# WHAT YOU SHOULD DO
Wherever a line in the records below contains "player", copy that line.

# DATA RECORDS
___

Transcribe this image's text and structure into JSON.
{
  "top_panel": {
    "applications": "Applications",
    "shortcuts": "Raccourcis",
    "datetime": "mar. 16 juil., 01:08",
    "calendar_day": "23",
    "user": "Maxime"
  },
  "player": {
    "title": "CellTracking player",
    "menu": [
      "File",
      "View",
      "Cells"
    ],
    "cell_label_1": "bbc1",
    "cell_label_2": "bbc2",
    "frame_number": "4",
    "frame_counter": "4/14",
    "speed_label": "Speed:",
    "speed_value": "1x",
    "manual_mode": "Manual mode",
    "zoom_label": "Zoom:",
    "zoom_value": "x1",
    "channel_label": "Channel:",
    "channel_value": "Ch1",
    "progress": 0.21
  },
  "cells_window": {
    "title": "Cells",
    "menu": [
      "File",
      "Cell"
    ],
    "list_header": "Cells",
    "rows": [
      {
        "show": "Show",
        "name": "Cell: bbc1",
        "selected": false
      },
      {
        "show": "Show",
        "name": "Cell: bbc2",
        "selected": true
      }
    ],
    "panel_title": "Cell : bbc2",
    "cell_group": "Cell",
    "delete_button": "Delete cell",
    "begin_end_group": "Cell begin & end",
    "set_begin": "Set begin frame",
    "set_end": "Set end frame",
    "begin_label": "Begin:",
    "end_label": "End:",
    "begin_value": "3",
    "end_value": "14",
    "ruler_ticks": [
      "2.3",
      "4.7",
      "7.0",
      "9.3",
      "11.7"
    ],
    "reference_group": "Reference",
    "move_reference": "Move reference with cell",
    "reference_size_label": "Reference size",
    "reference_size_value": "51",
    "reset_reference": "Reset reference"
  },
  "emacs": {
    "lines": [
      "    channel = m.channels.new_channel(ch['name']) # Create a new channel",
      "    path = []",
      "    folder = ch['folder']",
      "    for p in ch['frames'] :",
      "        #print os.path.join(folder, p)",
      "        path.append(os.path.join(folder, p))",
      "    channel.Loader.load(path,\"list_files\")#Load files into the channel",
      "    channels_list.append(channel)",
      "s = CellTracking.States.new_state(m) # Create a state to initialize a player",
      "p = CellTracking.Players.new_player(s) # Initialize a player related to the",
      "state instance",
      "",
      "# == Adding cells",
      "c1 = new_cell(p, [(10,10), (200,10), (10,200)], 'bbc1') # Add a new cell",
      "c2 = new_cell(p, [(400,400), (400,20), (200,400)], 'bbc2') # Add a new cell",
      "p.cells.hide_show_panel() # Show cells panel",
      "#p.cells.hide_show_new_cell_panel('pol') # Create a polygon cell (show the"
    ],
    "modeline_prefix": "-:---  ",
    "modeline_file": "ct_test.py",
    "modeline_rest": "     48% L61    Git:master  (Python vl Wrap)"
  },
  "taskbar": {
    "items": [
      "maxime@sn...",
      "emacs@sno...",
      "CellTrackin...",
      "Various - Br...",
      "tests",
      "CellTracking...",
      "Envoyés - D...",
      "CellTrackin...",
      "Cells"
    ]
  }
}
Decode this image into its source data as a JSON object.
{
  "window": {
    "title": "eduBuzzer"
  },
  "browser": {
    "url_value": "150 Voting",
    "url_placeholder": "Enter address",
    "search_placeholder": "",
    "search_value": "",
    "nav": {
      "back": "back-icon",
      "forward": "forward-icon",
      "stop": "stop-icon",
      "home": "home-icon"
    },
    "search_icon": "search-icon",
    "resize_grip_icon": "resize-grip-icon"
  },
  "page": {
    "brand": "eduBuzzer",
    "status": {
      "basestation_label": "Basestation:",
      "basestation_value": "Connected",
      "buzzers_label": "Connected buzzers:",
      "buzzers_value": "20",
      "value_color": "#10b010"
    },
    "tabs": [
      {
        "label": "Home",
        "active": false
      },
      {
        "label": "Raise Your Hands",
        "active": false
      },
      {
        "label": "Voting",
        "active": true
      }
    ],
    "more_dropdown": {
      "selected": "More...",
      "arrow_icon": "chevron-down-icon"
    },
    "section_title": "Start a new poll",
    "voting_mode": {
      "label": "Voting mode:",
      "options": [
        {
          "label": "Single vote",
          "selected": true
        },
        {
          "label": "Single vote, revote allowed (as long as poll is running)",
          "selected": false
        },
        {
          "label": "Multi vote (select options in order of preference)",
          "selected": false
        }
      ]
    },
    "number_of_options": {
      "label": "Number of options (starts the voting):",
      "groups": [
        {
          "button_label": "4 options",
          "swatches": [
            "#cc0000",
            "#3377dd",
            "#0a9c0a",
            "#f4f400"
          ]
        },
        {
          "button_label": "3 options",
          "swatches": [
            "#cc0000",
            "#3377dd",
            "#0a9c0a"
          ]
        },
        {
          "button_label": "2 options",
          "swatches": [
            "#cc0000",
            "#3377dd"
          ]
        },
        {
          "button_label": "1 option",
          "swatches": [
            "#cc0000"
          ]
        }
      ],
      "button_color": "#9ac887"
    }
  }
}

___

# EXERCISE RESPONSE
  "player": {
    "title": "CellTracking player",
      "s = CellTracking.States.new_state(m) # Create a state to initialize a player",
      "p = CellTracking.Players.new_player(s) # Initialize a player related to the",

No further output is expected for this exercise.